Reporting from Nevada City, CA.
Upon writing, I’m in Nevada City at an “herbal lounge” called Elixart. And I’m doing a drug which will, on Sept. 30, be illegal as doing heroin.
Picture courtesy of Yelp
I’m here with Mike Margolies, and we’re sharing a large pot of kratom — a plant indigenous to Thailand and Southeast Asia.
Thanks to the DEA, the contents in the glass you see below will soon be highly illegal. But not quite yet. Because, you know, arbitrariness is arbitrary.
Elixart serves up all types of weird concoctions. You can order everything from kava (a relaxing root), shilajit (a primordial ooze full of minerals), coca leaves bashed into a tea (ahem), and much more.
But kratom, today at least, is the talk of the lounge. And it’s perfect I’m here drinking this with Mike.
Mike is the “Director of Expansion” for a magazine called Psymposia. They publish articles about cognitive liberty, psychedelics and the War on Drugs.
“A big part of Psymposia’s goal,” Mike told me between sips of kratom, “is to make the drug war obsolete.”
We plan to talk more about Psymposia, and what they do, in tomorrow’s episode. Stay tuned for that.
Today, though, we’ll dig deeper into the DEA’s decision to ban kratom from being sold in the United States — even going so far as to lumping it in with Schedule I drugs such as heroin, LSD and the ever-dreaded marijuana.
According to the DEA, its decision to ban the plant is part of a larger effort to “avoid an imminent hazard to public safety.”
Keep in mind, the DEA hasn’t released any data which supports the idea that kratom is causing havoc in the harrowed streets of the Land of the Free. In fact, the actual data about Kratom reveals a different story.
Numerous medical journals have shown its effectiveness in safely fighting opiate addiction withdrawal. (In the U.S., where heroin addiction has reached near-epidemic levels, this should be worthy of an investigation, not blanket banning.) Moreover, Kratom can also be used to help relieve chronic pain in patients with chronic illnesses without the use of more-addictive opiates prescribed by doctors (pharmaceuticals, as you may know, are oftentimes the “gateway” to street heroin use).
Kratom is far safer than, let’s say, a drug called fentanyl, which is manufactured by the Arizona-based pharmaceutical company Insys. Fentanyl is 50 times stronger than heroin, and is linked to a growing number of deaths in the U.S. In fact, it’s the drug, we now know, that accidentally killed Prince.
Kratom, on the other hand, has been shown to help drug abusers wean themselves off of hard drugs like heroin and even meth with very few (and very minor) side effects.
“Kratom,” a worker at Elixart just told us, “has properties which make it very beneficial for pain, stress and anxiety. It interacts with the opioid receptors in the brain. It is not technically an opioid, but it acts like one.”
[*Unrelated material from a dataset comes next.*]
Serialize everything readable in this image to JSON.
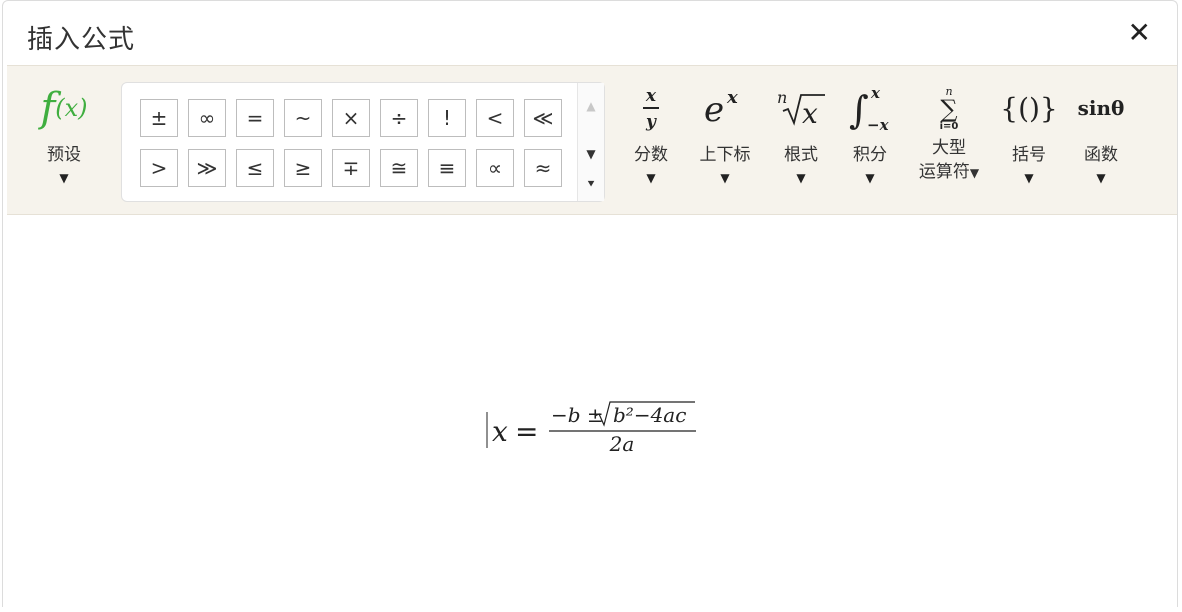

Which is why it can help heroin users safely wean off of heroin without the excruciating — and sometimes deadly — withdrawal symptoms.
Yes, that’s right…
It’s an actual solution to the heroin epidemic. And for that reason, it should be encouraged and studied, rather than banned completely.
But, alas, government officials are all too happy to parade around pictures which show the horror of drugs — but never acknowledge the horrors created by the Drug War. And of course, they’ll be the first to ride their high horses into a Kratom facility and pick it clean after the plant becomes illegal.
Here’s the worst part…
Dig a little deeper into why Kratom is being banned, and the picture becomes painfully clear. Big Pharma wants its pound of flesh.
“Currently,” Matt Agorist writes on the Free Thought Project, “the pharmaceutical industry is using kratom alkaloids to manufacture synthetic opioids. As Cassius Kamarampi points out, three synthetic opioids, in particular, were synthesized from the alkaloids in kratom from 2008- 2016: MGM-9, MGM-15, and MGM-16. They were synthesized from kratom’s alkaloids Mitragynine and 7-Hydroxymitragynine: to make what is essentially patentable, pharmaceutical kratom.”
Glaxo Smith Kline and French Laboratories were the first at filing patents for the synthetic kratom alkaloids.
Why? Well, legal pain medicine has been killing thousands each year and converting users into heroin addicts. For that reason, Big Pharma is searching hard for an alternative.
“Kratom,” says Matt, “could be that alternative. However, since kratom can be grown in your backyard, pharmaceutical companies can’t monopolize it — unless the government outlaws it.”
And there’s the rub.
Tomorrow, we’re going to talk to our friend Mike Margolies about Kratom, abolishing the DEA, the therapeutic value of psychedelic drugs and what Psymposia is doing to “make the Drug War obsolete.”
For now, I’m going to enjoy my harmless drug before it becomes illegal.
Stay tuned. I’ll talk to you tomorrow.
Managing editor, Laissez Faire Today